INPUT:
┄┄┄┄┄┄┄┄┄┄┄┄┄┄┄┄┄┄┄┄

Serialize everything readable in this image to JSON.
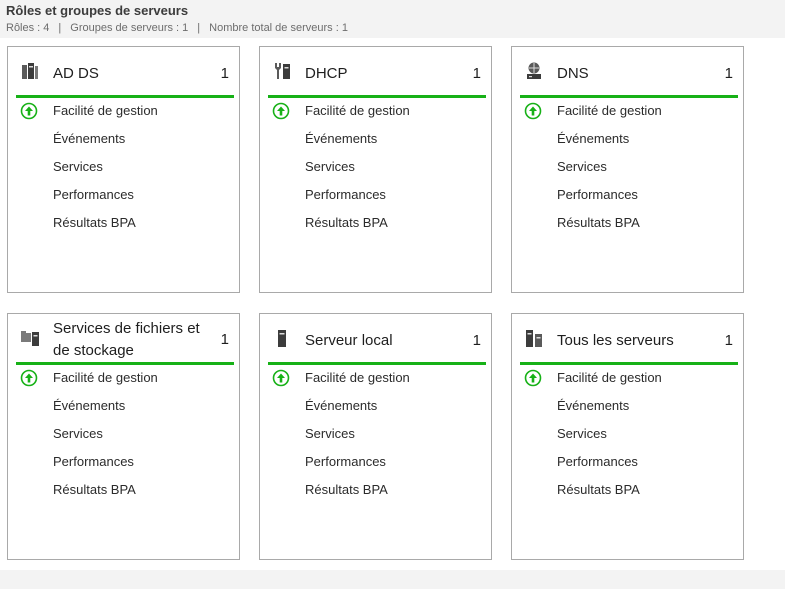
{
  "header": {
    "title": "Rôles et groupes de serveurs",
    "roles": "Rôles : 4",
    "groups": "Groupes de serveurs : 1",
    "total": "Nombre total de serveurs : 1",
    "separator": "|"
  },
  "accent_color": "#17b117",
  "tiles": [
    {
      "name": "AD DS",
      "count": "1",
      "icon": "ad-ds-icon",
      "rows": [
        "Facilité de gestion",
        "Événements",
        "Services",
        "Performances",
        "Résultats BPA"
      ],
      "status": "up-arrow-ok"
    },
    {
      "name": "DHCP",
      "count": "1",
      "icon": "dhcp-icon",
      "rows": [
        "Facilité de gestion",
        "Événements",
        "Services",
        "Performances",
        "Résultats BPA"
      ],
      "status": "up-arrow-ok"
    },
    {
      "name": "DNS",
      "count": "1",
      "icon": "dns-icon",
      "rows": [
        "Facilité de gestion",
        "Événements",
        "Services",
        "Performances",
        "Résultats BPA"
      ],
      "status": "up-arrow-ok"
    },
    {
      "name": "Services de fichiers et de stockage",
      "count": "1",
      "icon": "file-storage-icon",
      "rows": [
        "Facilité de gestion",
        "Événements",
        "Services",
        "Performances",
        "Résultats BPA"
      ],
      "status": "up-arrow-ok"
    },
    {
      "name": "Serveur local",
      "count": "1",
      "icon": "local-server-icon",
      "rows": [
        "Facilité de gestion",
        "Événements",
        "Services",
        "Performances",
        "Résultats BPA"
      ],
      "status": "up-arrow-ok"
    },
    {
      "name": "Tous les serveurs",
      "count": "1",
      "icon": "all-servers-icon",
      "rows": [
        "Facilité de gestion",
        "Événements",
        "Services",
        "Performances",
        "Résultats BPA"
      ],
      "status": "up-arrow-ok"
    }
  ]
}
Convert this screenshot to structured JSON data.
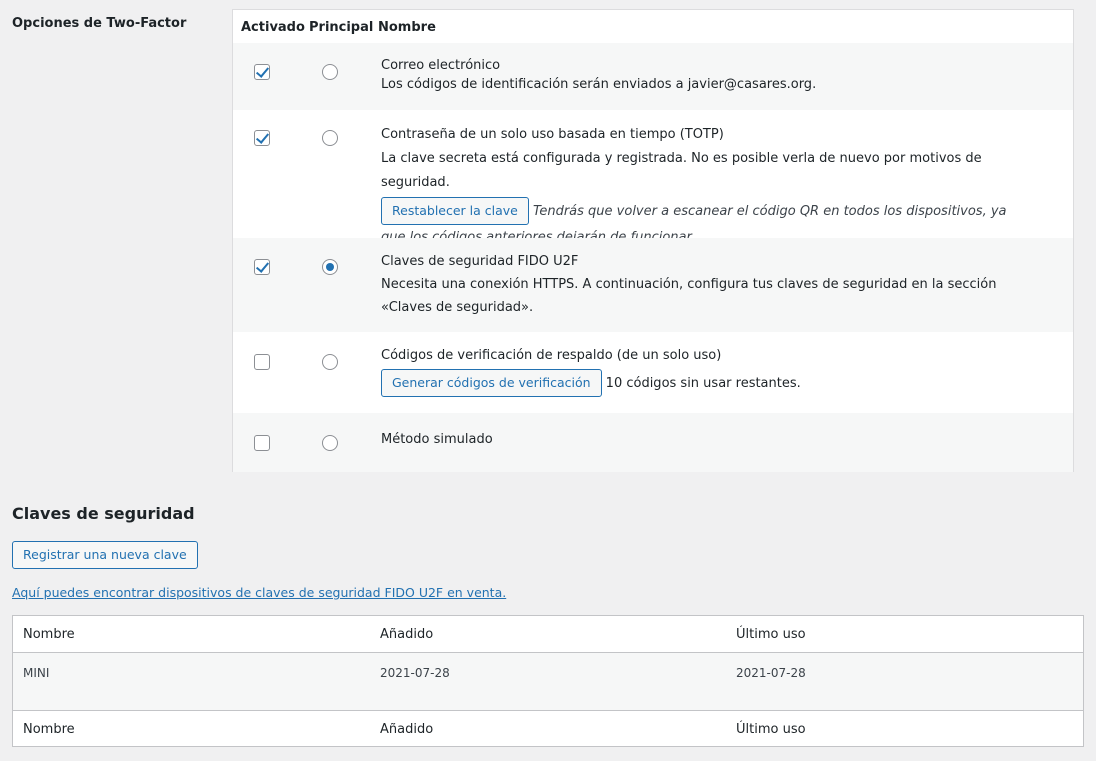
{
  "two_factor": {
    "section_label": "Opciones de Two-Factor",
    "headers": {
      "enabled": "Activado",
      "primary": "Principal",
      "name": "Nombre"
    },
    "email": {
      "title": "Correo electrónico",
      "desc": "Los códigos de identificación serán enviados a javier@casares.org."
    },
    "totp": {
      "title": "Contraseña de un solo uso basada en tiempo (TOTP)",
      "desc": "La clave secreta está configurada y registrada. No es posible verla de nuevo por motivos de seguridad.",
      "reset_button": "Restablecer la clave",
      "note": "Tendrás que volver a escanear el código QR en todos los dispositivos, ya que los códigos anteriores dejarán de funcionar."
    },
    "fido": {
      "title": "Claves de seguridad FIDO U2F",
      "desc": "Necesita una conexión HTTPS. A continuación, configura tus claves de seguridad en la sección «Claves de seguridad»."
    },
    "backup": {
      "title": "Códigos de verificación de respaldo (de un solo uso)",
      "generate_button": "Generar códigos de verificación",
      "remaining": "10 códigos sin usar restantes."
    },
    "dummy": {
      "title": "Método simulado"
    }
  },
  "security_keys": {
    "title": "Claves de seguridad",
    "register_button": "Registrar una nueva clave",
    "link_text": "Aquí puedes encontrar dispositivos de claves de seguridad FIDO U2F en venta.",
    "columns": {
      "name": "Nombre",
      "added": "Añadido",
      "last_used": "Último uso"
    },
    "rows": [
      {
        "name": "MINI",
        "added": "2021-07-28",
        "last_used": "2021-07-28"
      }
    ]
  },
  "colors": {
    "accent": "#2271b1",
    "background": "#f0f0f1"
  }
}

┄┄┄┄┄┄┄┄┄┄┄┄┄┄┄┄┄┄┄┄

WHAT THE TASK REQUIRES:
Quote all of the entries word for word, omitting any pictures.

FINISHED EXERCISE:
Serialize everything readable in this image to JSON.
{
  "header": {
    "title": "Rôles et groupes de serveurs",
    "roles": "Rôles : 4",
    "groups": "Groupes de serveurs : 1",
    "total": "Nombre total de serveurs : 1",
    "separator": "|"
  },
  "accent_color": "#17b117",
  "tiles": [
    {
      "name": "AD DS",
      "count": "1",
      "icon": "ad-ds-icon",
      "rows": [
        "Facilité de gestion",
        "Événements",
        "Services",
        "Performances",
        "Résultats BPA"
      ],
      "status": "up-arrow-ok"
    },
    {
      "name": "DHCP",
      "count": "1",
      "icon": "dhcp-icon",
      "rows": [
        "Facilité de gestion",
        "Événements",
        "Services",
        "Performances",
        "Résultats BPA"
      ],
      "status": "up-arrow-ok"
    },
    {
      "name": "DNS",
      "count": "1",
      "icon": "dns-icon",
      "rows": [
        "Facilité de gestion",
        "Événements",
        "Services",
        "Performances",
        "Résultats BPA"
      ],
      "status": "up-arrow-ok"
    },
    {
      "name": "Services de fichiers et de stockage",
      "count": "1",
      "icon": "file-storage-icon",
      "rows": [
        "Facilité de gestion",
        "Événements",
        "Services",
        "Performances",
        "Résultats BPA"
      ],
      "status": "up-arrow-ok"
    },
    {
      "name": "Serveur local",
      "count": "1",
      "icon": "local-server-icon",
      "rows": [
        "Facilité de gestion",
        "Événements",
        "Services",
        "Performances",
        "Résultats BPA"
      ],
      "status": "up-arrow-ok"
    },
    {
      "name": "Tous les serveurs",
      "count": "1",
      "icon": "all-servers-icon",
      "rows": [
        "Facilité de gestion",
        "Événements",
        "Services",
        "Performances",
        "Résultats BPA"
      ],
      "status": "up-arrow-ok"
    }
  ]
}
Convert this screenshot to structured JSON data.
{
  "two_factor": {
    "section_label": "Opciones de Two-Factor",
    "headers": {
      "enabled": "Activado",
      "primary": "Principal",
      "name": "Nombre"
    },
    "email": {
      "title": "Correo electrónico",
      "desc": "Los códigos de identificación serán enviados a javier@casares.org."
    },
    "totp": {
      "title": "Contraseña de un solo uso basada en tiempo (TOTP)",
      "desc": "La clave secreta está configurada y registrada. No es posible verla de nuevo por motivos de seguridad.",
      "reset_button": "Restablecer la clave",
      "note": "Tendrás que volver a escanear el código QR en todos los dispositivos, ya que los códigos anteriores dejarán de funcionar."
    },
    "fido": {
      "title": "Claves de seguridad FIDO U2F",
      "desc": "Necesita una conexión HTTPS. A continuación, configura tus claves de seguridad en la sección «Claves de seguridad»."
    },
    "backup": {
      "title": "Códigos de verificación de respaldo (de un solo uso)",
      "generate_button": "Generar códigos de verificación",
      "remaining": "10 códigos sin usar restantes."
    },
    "dummy": {
      "title": "Método simulado"
    }
  },
  "security_keys": {
    "title": "Claves de seguridad",
    "register_button": "Registrar una nueva clave",
    "link_text": "Aquí puedes encontrar dispositivos de claves de seguridad FIDO U2F en venta.",
    "columns": {
      "name": "Nombre",
      "added": "Añadido",
      "last_used": "Último uso"
    },
    "rows": [
      {
        "name": "MINI",
        "added": "2021-07-28",
        "last_used": "2021-07-28"
      }
    ]
  },
  "colors": {
    "accent": "#2271b1",
    "background": "#f0f0f1"
  }
}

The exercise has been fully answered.